It would be interesting to do a google search of all the cases of “increasingly cult-like behavior” and then find the correlation with “ends well”.  I’d guess a Venn diagram of those two concepts does not show a lot of overlap, but heh, there’s always a first time.

PS.  I hope it’s clear that when I talk about the Trump cult, I’m not talking about Trump voters.  There are plenty of Trump voters who admit that Trump is a highly flawed individual, but hold their nose and vote for someone who will deliver corporate tax cuts and conservative Supreme Court members.  I’m talking about the people who believe that Republicans who are not blindly obedient to Trump must be excommunicated from the party.  Even many alt-right people are not in the Trump cult, as they actually care about certain issues.

PPS.  And please don’t engage in “whataboutism”.  I’m fully aware that even normal politics has some cult-like tendencies, just as even normal religions do.  Thus the GOP tends to kick out pro-choice people and the Dem’s kick out pro-life people.  That’s normal politics, as long as its based on issues.  As with almost everything of interest in the social sciences it’s a matter of degree.  What pushes the Trump cult into new territory is the almost cavalier disregard for Trump’s actual policy positions.  Tough on Iran, appeasement for North Korea, massive spending increases, tax cuts, and whatever else he decides on a given day—it doesn’t even matter to the Trump cult. All that matters is whether you are with Trump or against him.  Like any totally random individual, Trump will guess right on some issues and wrong on others.  If you think this is about the issues, you are completely missing the point.  As Sam Harris pointed out in a recent interview (see below) we shouldn’t support Trump in 2020 even if his first term ends with nothing but one brilliant success after another.
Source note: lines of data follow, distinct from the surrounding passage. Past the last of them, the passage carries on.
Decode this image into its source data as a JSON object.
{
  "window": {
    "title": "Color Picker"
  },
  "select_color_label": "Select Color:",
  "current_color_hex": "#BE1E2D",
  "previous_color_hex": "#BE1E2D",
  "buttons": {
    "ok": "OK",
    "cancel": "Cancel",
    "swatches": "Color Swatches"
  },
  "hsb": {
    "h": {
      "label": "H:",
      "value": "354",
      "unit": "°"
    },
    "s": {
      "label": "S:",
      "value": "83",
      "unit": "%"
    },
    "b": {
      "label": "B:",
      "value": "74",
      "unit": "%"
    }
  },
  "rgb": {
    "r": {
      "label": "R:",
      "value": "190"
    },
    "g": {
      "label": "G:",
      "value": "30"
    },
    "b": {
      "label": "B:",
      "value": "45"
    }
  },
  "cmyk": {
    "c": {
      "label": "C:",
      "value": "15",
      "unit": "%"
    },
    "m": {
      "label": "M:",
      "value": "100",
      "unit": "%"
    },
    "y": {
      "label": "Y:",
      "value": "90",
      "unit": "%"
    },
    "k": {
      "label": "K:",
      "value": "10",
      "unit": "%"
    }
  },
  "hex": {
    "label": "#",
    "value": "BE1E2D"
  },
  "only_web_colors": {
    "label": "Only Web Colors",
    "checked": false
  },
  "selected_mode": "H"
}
PPPS.  Speaking of Trump, I stumbled across a long interview with Sam Harris (by Dave Rubin), someone I’d heard a lot about but have not actually got around to reading.  I found it pretty interesting.  The first (least interesting) part involved Harris bashing the liberal media for excessive political correctness.  The second part involved Harris bashing Trump.  By that point I realized his views weren’t too far from mine; against excessive liberal PCism, against dishonesty among intellectuals, fed up with Twitter shaming, and strongly against Trump, although I also sensed that there are probably some areas where I would disagree. In the third part Harris discussed consciousness from a Buddhist perspective, which makes sense to me.  And in the fourth part he discussed atheism and his views on Jordan Peterson.  He mentioned that he will soon have several long conversations with Peterson (someone else I’ve heard a lot about but haven’t gotten around to reading) so I’ll have to try to catch that.  These two seem to have just the right amount of overlap and differences to make the conversation interesting.  Harris reminds me a bit of Peterson in the sense that both have a certain charisma in the way they speak, which you’d miss if you just read the transcript.